The London daily al-Hayat says today that after being roiled by divisions after the fall of Saddam, the Shiites are now seeking a way to unify. Ibrahim Jaafari, a physician who leads the al-Da`wa Party and serves on the Interim Governing Council, has been in the forefront of calling for unity. He is abroad at the moment but appears to have planned a unity campaign for his return. Other spokesmen also affirmed that Shiite unity was a primary goal of al-Da`wa now.
The article quotes Hamid Musawi, a member of the Badr Corps paramilitary of the Supreme Council for Islamic Revolution in Iraq (SCIRI), as saying that talks are being held by Shiite leaders in a quest for a unified stance. Clearly, this movement is taking place with an eye to national elections later this year. Musawi admitted that there is bad blood between SCIRI and the followers of Muqtada al-Sadr, which goes back to the 1990s and the time of his father, Muhammad Sadiq al-Sadr (d. 1999), and that the dispute continues to this day. Some say Muqtada al-Sadr himself called for a rapprochement among the Shiites in one of his Friday prayers sermons in Kufa.

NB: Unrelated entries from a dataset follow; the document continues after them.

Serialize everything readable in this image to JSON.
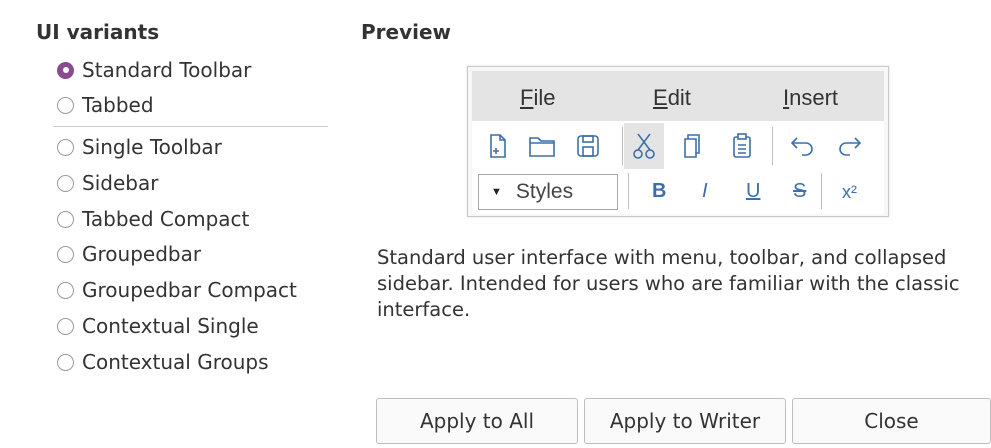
{
  "left_title": "UI variants",
  "right_title": "Preview",
  "variants": [
    {
      "label": "Standard Toolbar",
      "checked": true
    },
    {
      "label": "Tabbed",
      "checked": false
    },
    {
      "label": "Single Toolbar",
      "checked": false
    },
    {
      "label": "Sidebar",
      "checked": false
    },
    {
      "label": "Tabbed Compact",
      "checked": false
    },
    {
      "label": "Groupedbar",
      "checked": false
    },
    {
      "label": "Groupedbar Compact",
      "checked": false
    },
    {
      "label": "Contextual Single",
      "checked": false
    },
    {
      "label": "Contextual Groups",
      "checked": false
    }
  ],
  "preview": {
    "menu": [
      {
        "mnemonic": "F",
        "rest": "ile"
      },
      {
        "mnemonic": "E",
        "rest": "dit"
      },
      {
        "mnemonic": "I",
        "rest": "nsert"
      }
    ],
    "styles_label": "Styles",
    "format_buttons": [
      "B",
      "I",
      "U",
      "S",
      "x²"
    ],
    "colors": {
      "icon": "#3d6fa8",
      "menubar": "#e4e4e4"
    }
  },
  "description": "Standard user interface with menu, toolbar, and collapsed sidebar. Intended for users who are familiar with the classic interface.",
  "buttons": {
    "apply_all": "Apply to All",
    "apply_writer": "Apply to Writer",
    "close": "Close"
  },
  "colors": {
    "accent": "#8a4a8e"
  }
}
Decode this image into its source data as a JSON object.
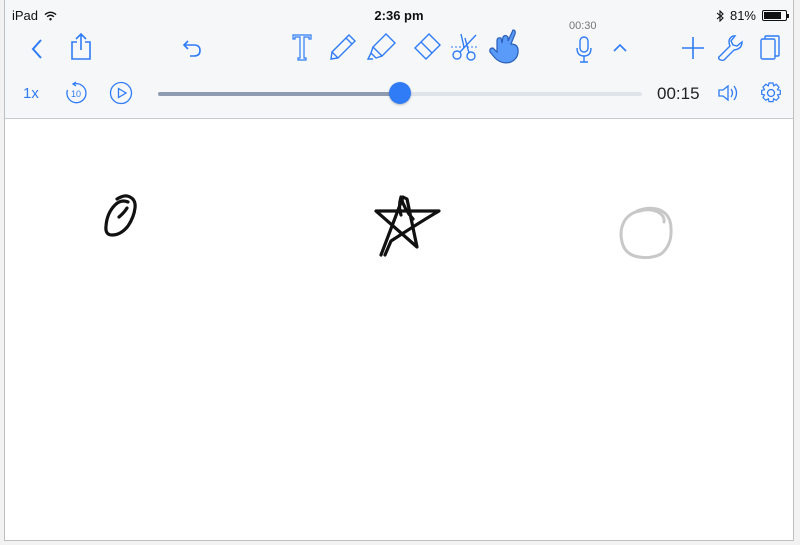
{
  "status": {
    "device": "iPad",
    "time": "2:36 pm",
    "battery_percent": "81%",
    "battery_level": 0.81
  },
  "toolbar": {
    "record_time": "00:30",
    "icons": [
      "back-icon",
      "share-icon",
      "undo-icon",
      "text-tool-icon",
      "pen-icon",
      "highlighter-icon",
      "eraser-icon",
      "scissors-icon",
      "hand-pointer-icon",
      "microphone-icon",
      "chevron-up-icon",
      "add-icon",
      "wrench-icon",
      "pages-icon"
    ],
    "accent_color": "#2f7cf6"
  },
  "playback": {
    "speed": "1x",
    "elapsed": "00:15",
    "progress": 0.5
  },
  "canvas": {
    "strokes": [
      {
        "name": "circled-stroke",
        "color": "#111111"
      },
      {
        "name": "star-stroke",
        "color": "#111111"
      },
      {
        "name": "faded-circle-stroke",
        "color": "#c8c8c8"
      }
    ]
  }
}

The article quoted Salah al-Miyami, a member of a neighborhood council in Shiite Sadr City (East Baghdad), as saying that if the Shiites cannot close ranks, they will be “the biggest losers in the coming phase.” He also expressed severe reservations about whether Sunnis and Shiites will be able to get along, given what he termed their long history of enmity.
The making of noises about Shiite unity clearly is being driven by the prospect of elections later this year. But it seems to me highly unlikely that the religious Shiite parties will be able to put up a united front. More likely, they will run against one another, diluting their power somewhat, and then will have to forge compromises in parliament.